Thursday, March 19, 2009

On CHIKININIS and Filipinos


For a school project, we were tasked by our Philosophy teacher to write a poem about a dozen different topics which confront our ethical views. One of these topics was “sexuality”. I was told a long time ago that there are only two topics which can most likely produce really great poetry—love and sex. I took the risk and wrote something “sexual”. (Or so I think.)


The title of my poem was “Chikinini”. In English, a Chikinini is a kiss mark or a hickey. When I told my friends about it, they were both thrilled and slightly disgusted by the thought. I wondered why. Then I realized quite a couple of things.
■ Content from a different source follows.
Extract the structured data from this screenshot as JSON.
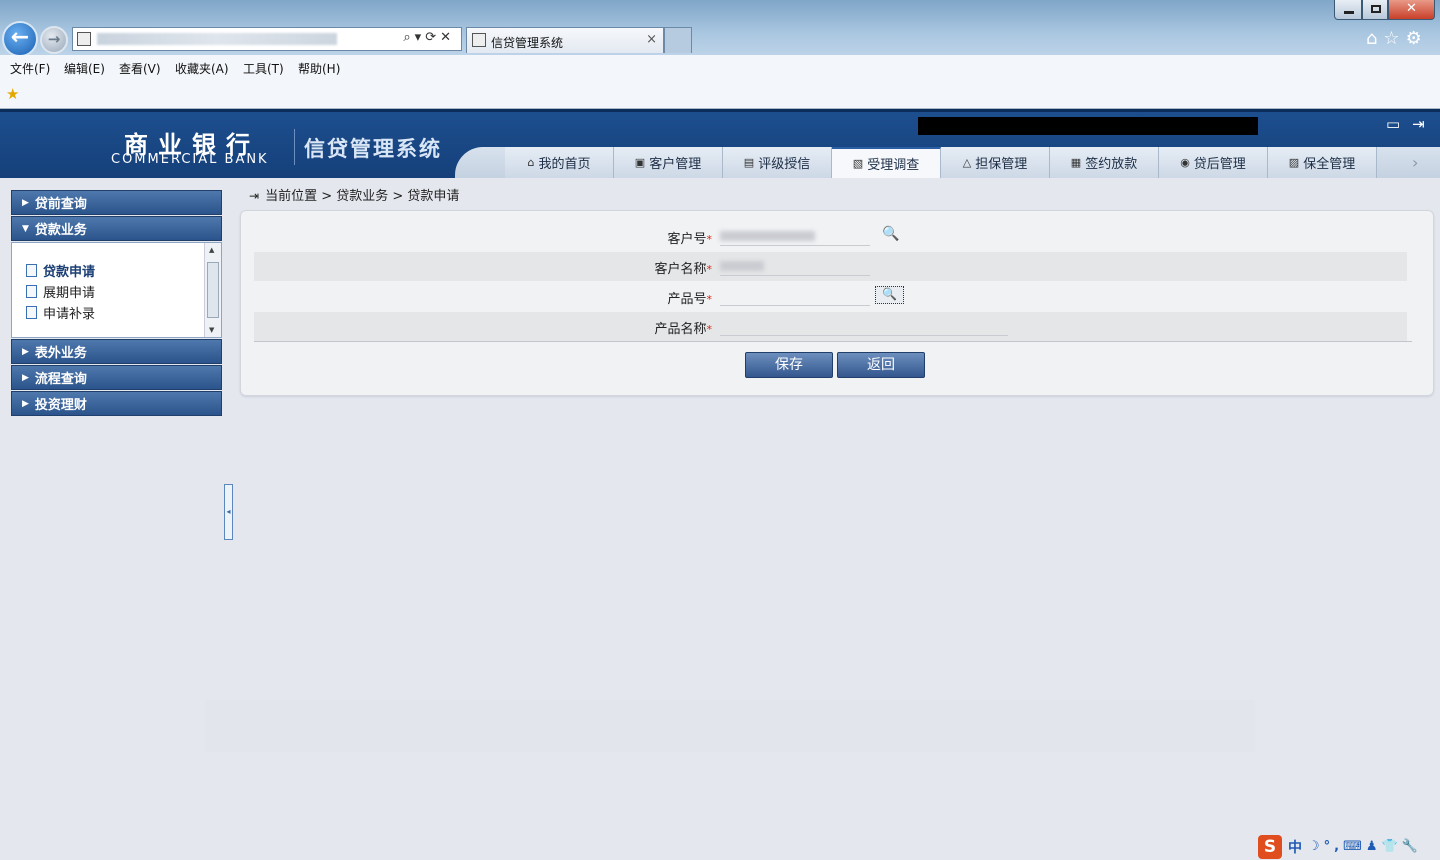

Although (I think) a hickey is fun to discuss, I realized that there are a lot of things about sex that we, Filipinos, are afraid to tackle just because we are too concerned of what others will think or say about us. Take note, a hickey is even on the “more wholesome” side of the world of sex. Are Filipinos more wary about discussing the other not-so-wholesome-but-recurring topics about sex? Surely. Due to our apprehensions towards the world of sex and its trappings, we are always in danger of being misinformed. I strongly believe this is the reason for a lot of unwanted pregnancies, sexual intercourse with poor consent, rape and even nymphomania.
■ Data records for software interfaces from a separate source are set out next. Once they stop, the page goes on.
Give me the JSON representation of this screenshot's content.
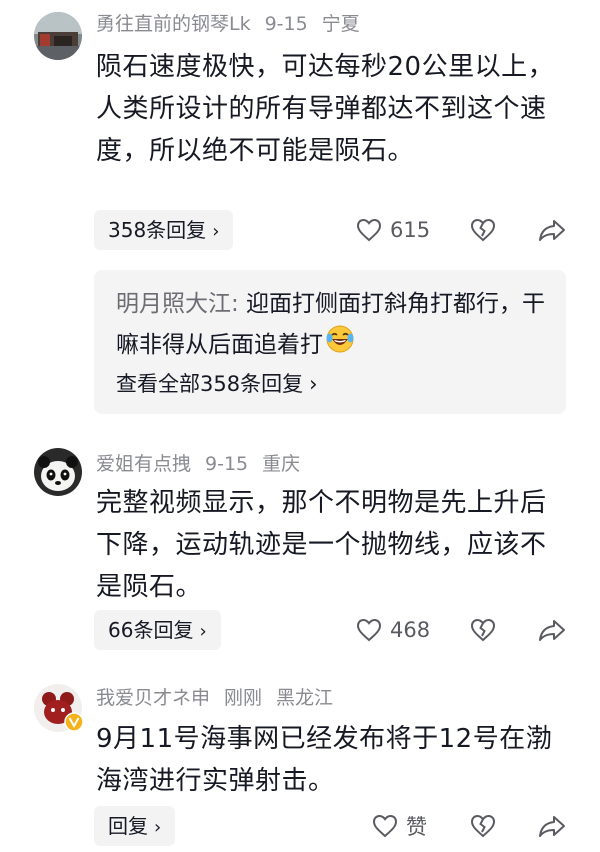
{
  "comments": [
    {
      "user": "勇往直前的钢琴Lk",
      "date": "9-15",
      "location": "宁夏",
      "text": "陨石速度极快，可达每秒20公里以上，人类所设计的所有导弹都达不到这个速度，所以绝不可能是陨石。",
      "reply_label": "358条回复",
      "likes": "615",
      "sub_reply": {
        "author": "明月照大江:",
        "text": " 迎面打侧面打斜角打都行，干嘛非得从后面追着打",
        "emoji": "laughing-tears-emoji",
        "view_all": "查看全部358条回复"
      }
    },
    {
      "user": "爱姐有点拽",
      "date": "9-15",
      "location": "重庆",
      "text": "完整视频显示，那个不明物是先上升后下降，运动轨迹是一个抛物线，应该不是陨石。",
      "reply_label": "66条回复",
      "likes": "468"
    },
    {
      "user": "我爱贝才ネ申",
      "date": "刚刚",
      "location": "黑龙江",
      "text": "9月11号海事网已经发布将于12号在渤海湾进行实弹射击。",
      "reply_label": "回复",
      "likes": "赞"
    }
  ],
  "icons": {
    "like": "heart-outline-icon",
    "dislike": "broken-heart-icon",
    "share": "share-arrow-icon",
    "chevron": "chevron-right-icon"
  },
  "colors": {
    "meta": "#8a8b91",
    "reply_bg": "#f3f3f4",
    "sub_bg": "#f4f4f5",
    "text": "#161823"
  },
  "glyphs": {
    "chevron": "›"
  }
}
See, when we don’t talk about sex, we try to find out about it on our own. If you’re one of the smarter ones, you would scour for academic literature and read about sex. However if you find the academic boring and the non-academic better, you might get the wrong notions and build a more risky impression towards sex. There’s a flood of wrong information about sex in different media. And there are peers who can “offer” you pieces of “advice” about their sexual experiences. (Believe me, you will find them amusing and before you know it, you will get overly curious.)
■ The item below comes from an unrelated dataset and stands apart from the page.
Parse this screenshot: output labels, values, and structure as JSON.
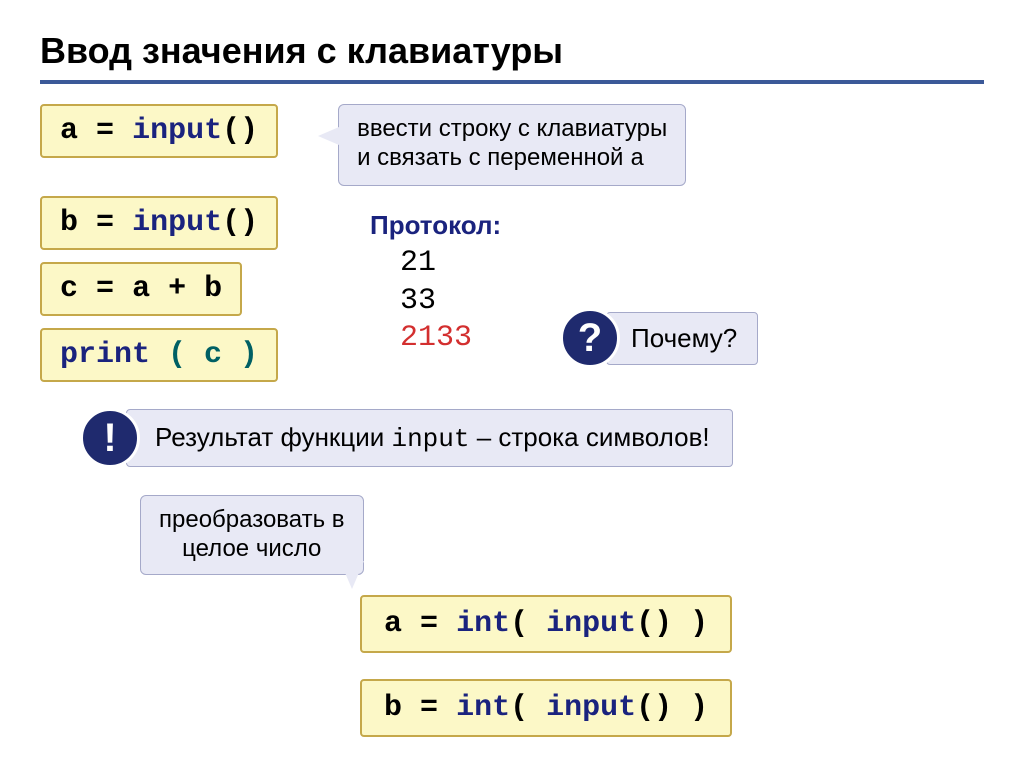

I realized that a hickey can actually ignite one of the strongest sexual curiosities because of its air of mystery. Plus the Filipino backdrop covering the mystery of sex, which has already set uncontrolled curiosities on fire. The truth is, whenever I see a hickey, I’d think “Who gave that hickey? Is it a legitimate lover or otherwise? What did they do before and after the hickey? Was the hickey given a hickey back? How many hickeys are hidden beneath his/her clothing? Which hickey felt the most blissful? Which is more fulfilling, to give or receive one? Could I give a better one? Could I receive a better one? How about a better looking one?” See, my mind wanders at the simple sight of a lover’s I-was-here mark. And even though I am itching to say my thoughts aloud, I’d still crumple them together and throw them away. After all, I am a Filipina, I have Filipinos around me, and we know how Filipinos are. However, surprisingly, when I was writing Chikinini, I did not feel any form of embarrassment. Maybe it’s because I’ve always felt at home with my poetry. I have known my poetry for so long that I don’t know who I am without it anymore. Poetry is my way of expressing myself, but since not all Filipinos are poets or can write about hickeys (and other sexually-charged topics) freely, I still worry about the shoulder-shaking threat of misinformation.


Are you worried too? Tell me about it.

2 comments:

mademOiselle said...
This comment has been removed by the author.
rainisrian said...

Hmmm. I've never given a hickey to my lover before.

Interesting read you got here. :)